Matsukawa Affair

The following article is from The Great Soviet Encyclopedia (1979). It might be outdated or ideologically biased.

Matsukawa Affair

 

a reactionary anticommunist provocation in 1949-50 in Japan directed against 20 activists of the trade union of the state railroad.

The pretext for the provocation was a train crash on Aug. 17, 1949, on the stretch between Matsukawa and Kanayagawa stations (Tohoku District); the crash was caused by the state of disrepair of the tracks. The Japanese authorities declared, without any evidence whatsoever, that the crash had been caused by members of the Communist Party and the trade union of the state railroad. At a trial held in December 1950, five railroad men were sentenced to death, five to life imprisonment, and the others to various terms of hard labor. This hideous sentence imposed on innocent people aroused a powerful campaign of protest in the country. In September 1963, after 14 years of struggle by the democratic forces and five reviews of the case, all the defendants were declared not guilty.

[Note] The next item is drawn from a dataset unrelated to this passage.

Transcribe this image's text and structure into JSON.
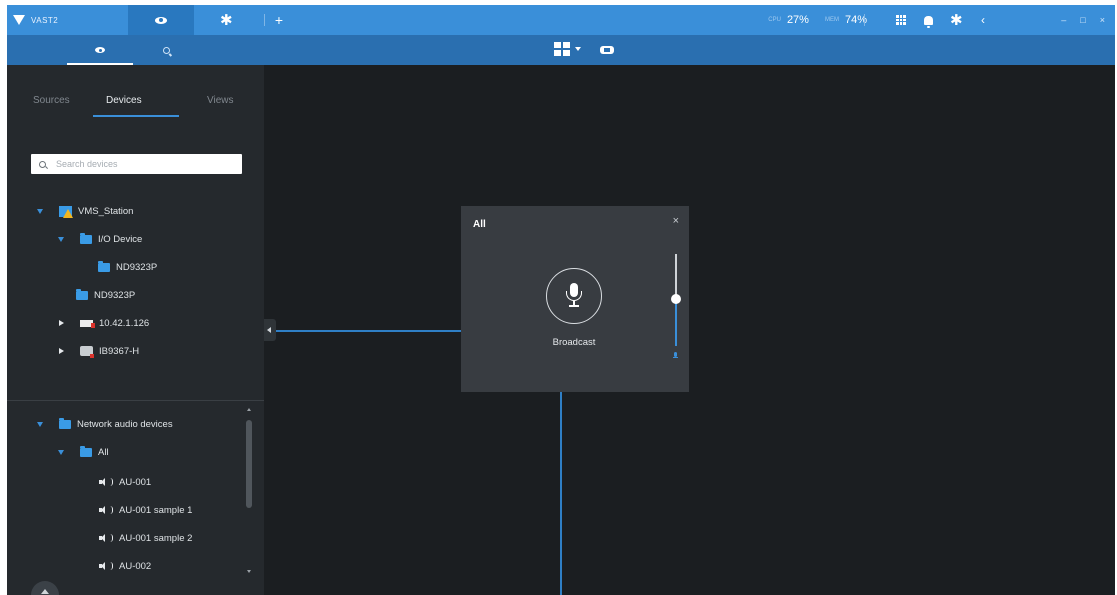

The Great Soviet Encyclopedia, 3rd Edition (1970-1979). © 2010 The Gale Group, Inc. All rights reserved.